by Holly Doremus
In June, President Obama created an Interagency Ocean Policy Task Force, and directed it to make recommendations for a national ocean policy. The Task Force got right to work. Now, after convening two dozen expert roundtables, inviting public comment, and holding the first of six public sessions, the Task Force has issued an Interim Report recommending key elements of a national policy.
The Interim Report is very encouraging. If the Task Force follows this blueprint in fleshing out a national policy, and if it can bring the executive and legislative branches along, the result will be a clear national policy of putting environmental sustainability first, and an effective institutional framework for putting that policy into practice.

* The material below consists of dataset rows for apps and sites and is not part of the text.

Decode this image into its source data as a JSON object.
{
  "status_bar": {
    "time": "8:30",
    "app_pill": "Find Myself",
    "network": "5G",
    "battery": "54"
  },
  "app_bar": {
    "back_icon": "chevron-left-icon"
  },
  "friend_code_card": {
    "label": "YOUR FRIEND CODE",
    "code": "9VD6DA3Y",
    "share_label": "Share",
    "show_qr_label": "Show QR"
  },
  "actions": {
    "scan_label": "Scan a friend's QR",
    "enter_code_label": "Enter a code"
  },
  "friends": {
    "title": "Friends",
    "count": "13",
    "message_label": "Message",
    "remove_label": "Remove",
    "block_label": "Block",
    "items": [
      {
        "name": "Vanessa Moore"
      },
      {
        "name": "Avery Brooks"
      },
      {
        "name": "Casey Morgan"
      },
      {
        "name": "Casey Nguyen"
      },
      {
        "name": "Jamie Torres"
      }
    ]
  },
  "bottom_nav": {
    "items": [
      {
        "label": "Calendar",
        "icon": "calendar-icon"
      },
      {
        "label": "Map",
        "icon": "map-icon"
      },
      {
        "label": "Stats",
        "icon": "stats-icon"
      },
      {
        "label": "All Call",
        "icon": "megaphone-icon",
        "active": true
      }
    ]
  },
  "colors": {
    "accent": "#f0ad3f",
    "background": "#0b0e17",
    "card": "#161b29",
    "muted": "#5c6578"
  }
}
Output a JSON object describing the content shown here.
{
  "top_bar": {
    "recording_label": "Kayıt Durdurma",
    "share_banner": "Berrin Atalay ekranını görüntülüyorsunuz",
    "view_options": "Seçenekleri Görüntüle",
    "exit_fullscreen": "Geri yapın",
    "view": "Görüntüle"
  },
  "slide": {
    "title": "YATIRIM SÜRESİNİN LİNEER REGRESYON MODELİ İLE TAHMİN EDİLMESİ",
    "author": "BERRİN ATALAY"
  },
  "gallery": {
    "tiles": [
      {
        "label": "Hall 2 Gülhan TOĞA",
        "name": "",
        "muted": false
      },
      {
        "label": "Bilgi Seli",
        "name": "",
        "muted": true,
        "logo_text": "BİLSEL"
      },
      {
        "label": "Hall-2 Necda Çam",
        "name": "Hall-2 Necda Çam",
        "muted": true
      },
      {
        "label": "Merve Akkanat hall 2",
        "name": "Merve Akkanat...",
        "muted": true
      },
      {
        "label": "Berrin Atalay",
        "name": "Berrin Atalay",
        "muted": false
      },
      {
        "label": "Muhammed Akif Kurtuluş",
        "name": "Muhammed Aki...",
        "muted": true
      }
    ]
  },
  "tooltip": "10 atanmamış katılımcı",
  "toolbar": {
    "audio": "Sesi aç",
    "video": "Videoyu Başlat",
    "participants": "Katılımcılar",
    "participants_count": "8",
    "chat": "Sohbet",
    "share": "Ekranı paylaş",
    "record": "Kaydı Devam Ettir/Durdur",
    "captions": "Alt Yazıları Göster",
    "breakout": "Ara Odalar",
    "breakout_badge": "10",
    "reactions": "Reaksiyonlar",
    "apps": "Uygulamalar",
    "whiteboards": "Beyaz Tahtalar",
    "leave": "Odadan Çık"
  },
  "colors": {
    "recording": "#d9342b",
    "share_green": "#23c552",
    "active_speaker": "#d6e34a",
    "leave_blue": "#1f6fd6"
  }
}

The Interim report correctly identifies the need for “a strong, clear, overarching policy mandate” and “high-level direction and policy guidance from a clearly designated and identifiable authority,” combined with improved coordination within the executive branch as well as with states, tribes, and other authorities.
Substantively, the Task Force would clearly put environmental protection first in that “overarching policy mandate.” It recommends that national ocean policy rest on a commitment to stewardship that “ensures that the ocean, our coasts, and the Great Lakes are healthy and resilient, safe and productive, and understood and treasured.” The first element of the proposed national policy would be to”protect, maintain, and restore the health and biological diversity of ocean, coastal, and Great Lakes ecosystems and resources.” It sets out three “stewardship principles” to guide decisions about uses of the oceans:
(1) “As responsible environmental stewards we will protect, maintain, and restore the health, productivity, and resiliency of ocean, coastal, and Great Lakes ecosystems (including their waters and resources);”
(2) “Decisions affecting the ocean, our coasts, and the Great Lakes should be informed by and consistent with the best available science,” and guided by a precautionary approach;
(3) “. . . environmental damage should be avoided wherever practicable and . . . environmental costs should be internalized, taking into account the approach that those who cause environmental damage should generally bear the cost of that damage.”
Institutionally, the Task Force recommends creation of a National Ocean Council (replacing the current Committee on Ocean Policy). The Council would be an unwieldy place to actually make or implement policy, since it would include the leaders of all the cabinet and other major executive branch agencies with an interest in the oceans. But the Task Force would solve that problem by designating strong chairs and moving most of the Council’s actual business to subcommittees. The Chair of the Council on Environmental Quality and Director of the Office of Science and Technology Policy would co-chair the Council, giving it a firm environmental and science bent. Together, they would directly advise the President (who seems to be taking a refreshingly direct interest in ocean policy), and bring to the President’s ear any disputes that could not be resolved within the Council. It looks like most of the work of the Council would be done by a steering committee consisting of the co-chairs and representatives of two subcommittees, one focused on resource management and the other on science and technology.
Finally, the Interim Report sets out a series of proposed national priority objectives, including the use of ecosystem-based management, coastal and marine spatial planning (i.e. zoning), increasing knowledge and public education, and improving coordination among federal and other authorities.
This Report is an auspicious start to the Task Force’s work. It identifies the key issues and proposes a strong national policy of protecting the oceans, together with what looks to be an effective institutional framework for putting that policy into effect. Hopefully the President will act, soon, on these recommendations. Meanwhile, the Task Force will be turning its attention for the rest of the year to a more detailed look at how to implement coastal and marine spatial planning at the national level.
Holly Doremus, CPR Member Scholar; Professor of Law, University of California, Berkeley